Argues that the usual accounts of the development of quantum theory have mistakenly supposed that the problems relating to the interaction and the analogies between matter and radiation out of which the quantum mechanics emerged in 1925 were also the problems that in the preceding years quantum theorists regarded as most central and indicative for the failure of classical mechanics.
Some consequences for the writing of the history of science following from the demise in postmodernity of disciplinarity, and of every other form of social solidarity, are pointed out. The rising interest in the moral dimension of history and history of science from the late 1960s through the 1980s, and the coincident decline of interest in the social dimension, is documented bibliometrically and asserted to be indicative of the onset of postmodernity. The recently surging interest in spirituality is similarly documented and asserted to be indicative of our presently more fully realized condition of postmodernity.
Examines the two principal supports for the research of German academic physicists created during the catastrophic inflation following the First World War—the Notgemeinschaft and the Helmholtz Gesellschaft—relating the policies and practices in distribution of funds to the political orientation of those providing the funds and those evaluating applications for funds.

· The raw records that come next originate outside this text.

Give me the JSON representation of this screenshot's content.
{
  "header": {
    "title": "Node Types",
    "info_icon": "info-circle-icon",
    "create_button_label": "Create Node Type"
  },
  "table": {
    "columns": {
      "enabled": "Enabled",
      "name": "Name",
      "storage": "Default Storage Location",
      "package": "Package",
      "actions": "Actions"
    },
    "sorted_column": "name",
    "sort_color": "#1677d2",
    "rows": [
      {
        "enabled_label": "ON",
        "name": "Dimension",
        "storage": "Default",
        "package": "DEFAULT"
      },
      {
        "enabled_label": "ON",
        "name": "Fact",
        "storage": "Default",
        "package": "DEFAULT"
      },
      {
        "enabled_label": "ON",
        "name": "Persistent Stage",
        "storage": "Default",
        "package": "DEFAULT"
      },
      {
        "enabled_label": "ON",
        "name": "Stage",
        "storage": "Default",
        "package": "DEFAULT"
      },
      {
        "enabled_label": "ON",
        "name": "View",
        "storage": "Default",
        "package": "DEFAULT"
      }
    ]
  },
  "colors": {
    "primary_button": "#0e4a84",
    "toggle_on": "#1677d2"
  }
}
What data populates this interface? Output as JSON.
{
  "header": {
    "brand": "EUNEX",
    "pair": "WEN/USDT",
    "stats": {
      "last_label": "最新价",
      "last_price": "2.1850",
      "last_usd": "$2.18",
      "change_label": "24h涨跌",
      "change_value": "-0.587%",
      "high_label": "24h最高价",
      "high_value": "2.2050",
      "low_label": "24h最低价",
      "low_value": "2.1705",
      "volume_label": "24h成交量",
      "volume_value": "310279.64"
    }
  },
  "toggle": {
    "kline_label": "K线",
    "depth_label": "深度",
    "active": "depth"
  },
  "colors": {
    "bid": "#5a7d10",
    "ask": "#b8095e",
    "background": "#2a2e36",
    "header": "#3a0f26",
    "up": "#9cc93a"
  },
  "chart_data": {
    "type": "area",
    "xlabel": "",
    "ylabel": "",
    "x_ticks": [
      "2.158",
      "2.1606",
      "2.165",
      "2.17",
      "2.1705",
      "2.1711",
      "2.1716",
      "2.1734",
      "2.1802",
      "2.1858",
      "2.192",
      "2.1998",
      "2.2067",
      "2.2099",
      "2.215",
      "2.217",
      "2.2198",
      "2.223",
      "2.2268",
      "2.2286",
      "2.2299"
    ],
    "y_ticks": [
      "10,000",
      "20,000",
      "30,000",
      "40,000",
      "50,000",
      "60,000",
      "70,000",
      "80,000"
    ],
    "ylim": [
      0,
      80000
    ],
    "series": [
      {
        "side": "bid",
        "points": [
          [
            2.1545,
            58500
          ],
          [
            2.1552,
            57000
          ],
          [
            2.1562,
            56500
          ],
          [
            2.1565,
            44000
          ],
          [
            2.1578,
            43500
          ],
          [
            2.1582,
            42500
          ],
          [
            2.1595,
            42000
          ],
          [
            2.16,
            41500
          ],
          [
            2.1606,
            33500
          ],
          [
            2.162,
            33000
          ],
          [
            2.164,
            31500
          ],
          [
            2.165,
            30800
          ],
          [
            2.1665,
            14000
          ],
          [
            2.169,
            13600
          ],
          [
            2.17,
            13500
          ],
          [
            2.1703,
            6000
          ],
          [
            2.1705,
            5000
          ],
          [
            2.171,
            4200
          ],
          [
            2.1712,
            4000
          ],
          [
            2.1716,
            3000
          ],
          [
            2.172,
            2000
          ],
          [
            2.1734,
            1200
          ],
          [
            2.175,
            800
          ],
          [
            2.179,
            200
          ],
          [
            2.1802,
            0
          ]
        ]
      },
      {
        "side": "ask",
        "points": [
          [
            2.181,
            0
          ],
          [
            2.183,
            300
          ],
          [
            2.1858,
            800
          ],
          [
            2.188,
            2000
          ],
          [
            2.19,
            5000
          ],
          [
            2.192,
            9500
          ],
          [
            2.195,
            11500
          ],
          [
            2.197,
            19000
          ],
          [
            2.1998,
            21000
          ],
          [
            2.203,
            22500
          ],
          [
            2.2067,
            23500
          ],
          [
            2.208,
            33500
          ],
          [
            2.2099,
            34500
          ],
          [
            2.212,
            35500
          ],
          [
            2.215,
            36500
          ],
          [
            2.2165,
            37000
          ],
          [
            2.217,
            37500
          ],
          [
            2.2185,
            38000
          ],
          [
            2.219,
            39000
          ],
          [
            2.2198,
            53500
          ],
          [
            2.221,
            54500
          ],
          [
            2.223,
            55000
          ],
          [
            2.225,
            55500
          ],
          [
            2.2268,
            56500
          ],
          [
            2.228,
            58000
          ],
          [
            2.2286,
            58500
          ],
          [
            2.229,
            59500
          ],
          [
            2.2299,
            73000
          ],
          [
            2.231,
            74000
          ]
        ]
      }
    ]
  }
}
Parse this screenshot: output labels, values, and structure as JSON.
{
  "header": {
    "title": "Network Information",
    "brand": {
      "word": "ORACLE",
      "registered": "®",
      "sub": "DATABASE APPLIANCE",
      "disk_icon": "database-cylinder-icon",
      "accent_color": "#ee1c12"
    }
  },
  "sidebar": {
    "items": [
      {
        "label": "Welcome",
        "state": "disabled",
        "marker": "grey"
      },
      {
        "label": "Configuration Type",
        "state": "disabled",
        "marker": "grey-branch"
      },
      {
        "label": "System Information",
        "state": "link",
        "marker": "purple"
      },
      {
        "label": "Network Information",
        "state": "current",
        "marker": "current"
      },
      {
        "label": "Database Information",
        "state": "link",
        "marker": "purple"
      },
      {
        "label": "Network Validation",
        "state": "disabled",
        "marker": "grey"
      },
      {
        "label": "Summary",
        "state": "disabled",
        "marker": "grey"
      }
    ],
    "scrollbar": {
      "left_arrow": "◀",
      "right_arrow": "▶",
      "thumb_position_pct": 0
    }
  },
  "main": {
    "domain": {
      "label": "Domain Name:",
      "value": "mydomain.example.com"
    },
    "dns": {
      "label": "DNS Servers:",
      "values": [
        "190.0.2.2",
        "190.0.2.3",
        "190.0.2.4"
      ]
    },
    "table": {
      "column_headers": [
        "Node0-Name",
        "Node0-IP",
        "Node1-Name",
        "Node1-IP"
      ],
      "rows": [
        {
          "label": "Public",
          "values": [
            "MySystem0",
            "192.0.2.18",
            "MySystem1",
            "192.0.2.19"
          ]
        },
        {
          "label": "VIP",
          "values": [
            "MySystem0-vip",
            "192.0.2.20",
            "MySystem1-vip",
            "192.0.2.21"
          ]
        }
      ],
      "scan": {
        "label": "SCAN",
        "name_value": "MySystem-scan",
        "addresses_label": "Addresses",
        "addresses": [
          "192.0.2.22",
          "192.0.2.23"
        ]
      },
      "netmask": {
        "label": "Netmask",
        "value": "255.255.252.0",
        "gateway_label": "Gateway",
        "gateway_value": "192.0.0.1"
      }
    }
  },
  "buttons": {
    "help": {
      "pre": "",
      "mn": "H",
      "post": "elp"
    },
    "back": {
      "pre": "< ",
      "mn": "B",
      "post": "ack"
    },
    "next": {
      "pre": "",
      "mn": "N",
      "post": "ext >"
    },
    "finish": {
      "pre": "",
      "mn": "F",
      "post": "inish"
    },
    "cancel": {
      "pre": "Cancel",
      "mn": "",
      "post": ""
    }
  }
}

Mumford saw himself as a scientist of a sort, a fact ignored by nearly every scholar writing about him in the past thirty years. Mumford’s estimation of science, of physics especially, was far higher and far more constant than was his estimation of technology, which only during a short period in the late 1920s and early 1930s did he regarded as embodying affirmable values. Although he deplored nuclear weapons, Mumford’s valuation of science as an element of culture, and of scientists as agents of social progress, rose in the postwar decades. This was a result of Mumford’s rejection of contemporary art, for after the mid-1930s Mumford could no longer suppress the distaste he felt for abstract art, and could no longer sustain his earlier belief — a common faith in the late 19th and early 20th centuries — that art and the artist were the agents by which new, socially salvific values were created.
Illustrated narrative account of the broadly conceived program to develop several types of atomic clocks built up by Harold Lyons as head of the Microwave Standards Section of the National Bureau of Standards’ (now NIST) military-controlled Central Radio Propagation Laboratory—the first such program, from which also came the first atomic clock.
The modern/postmodern transition as reflected in the changing connotations of the word ‘meritocracy’ and in the recent turn away from expert peer review, formerly regarded as the optimal way to allot funds for scientific research.
The abrupt reversal of culturally ascribed primacy in the science & technology relationship—namely, from the primacy of science relative to technology prior to circa 1980, to the primacy of technology relative to science since about that date—is proposed as a demarcator of postmodernity from modernity. Ironically, that prior primacy of science is largely responsible for historians of technology having remained almost wholly unacknowledging of postmodernity’s epochal elevation of the cultural standing of the subject of their studies.
A close examination of the origins of the ammonia beam maser within the military-sponsored Columbia Radiation Laboratory in the early 1950s, together with an examination of the term ‘gadget’ in the parlance of American physicists of that era as indicative of the uneasy relation between their disciplinary self-image and their laboratory practice.
An essay review of A. Megill, ed., Rethinking objectivity (1994); J. Appleby, L. Hunt, and M. Jacob, Telling the truth about history (1994); S. Shapin, A social history of truth (1994);T. Porter, Trust in numbers (1995). It makes the point that as challenges to belief in truth and in objectivity have escaped from academic discussion, becoming axioms of popular culture, many scholars who previously contributed to undermining that belief are becoming alarmed at the consequences of wholesale voluntarism.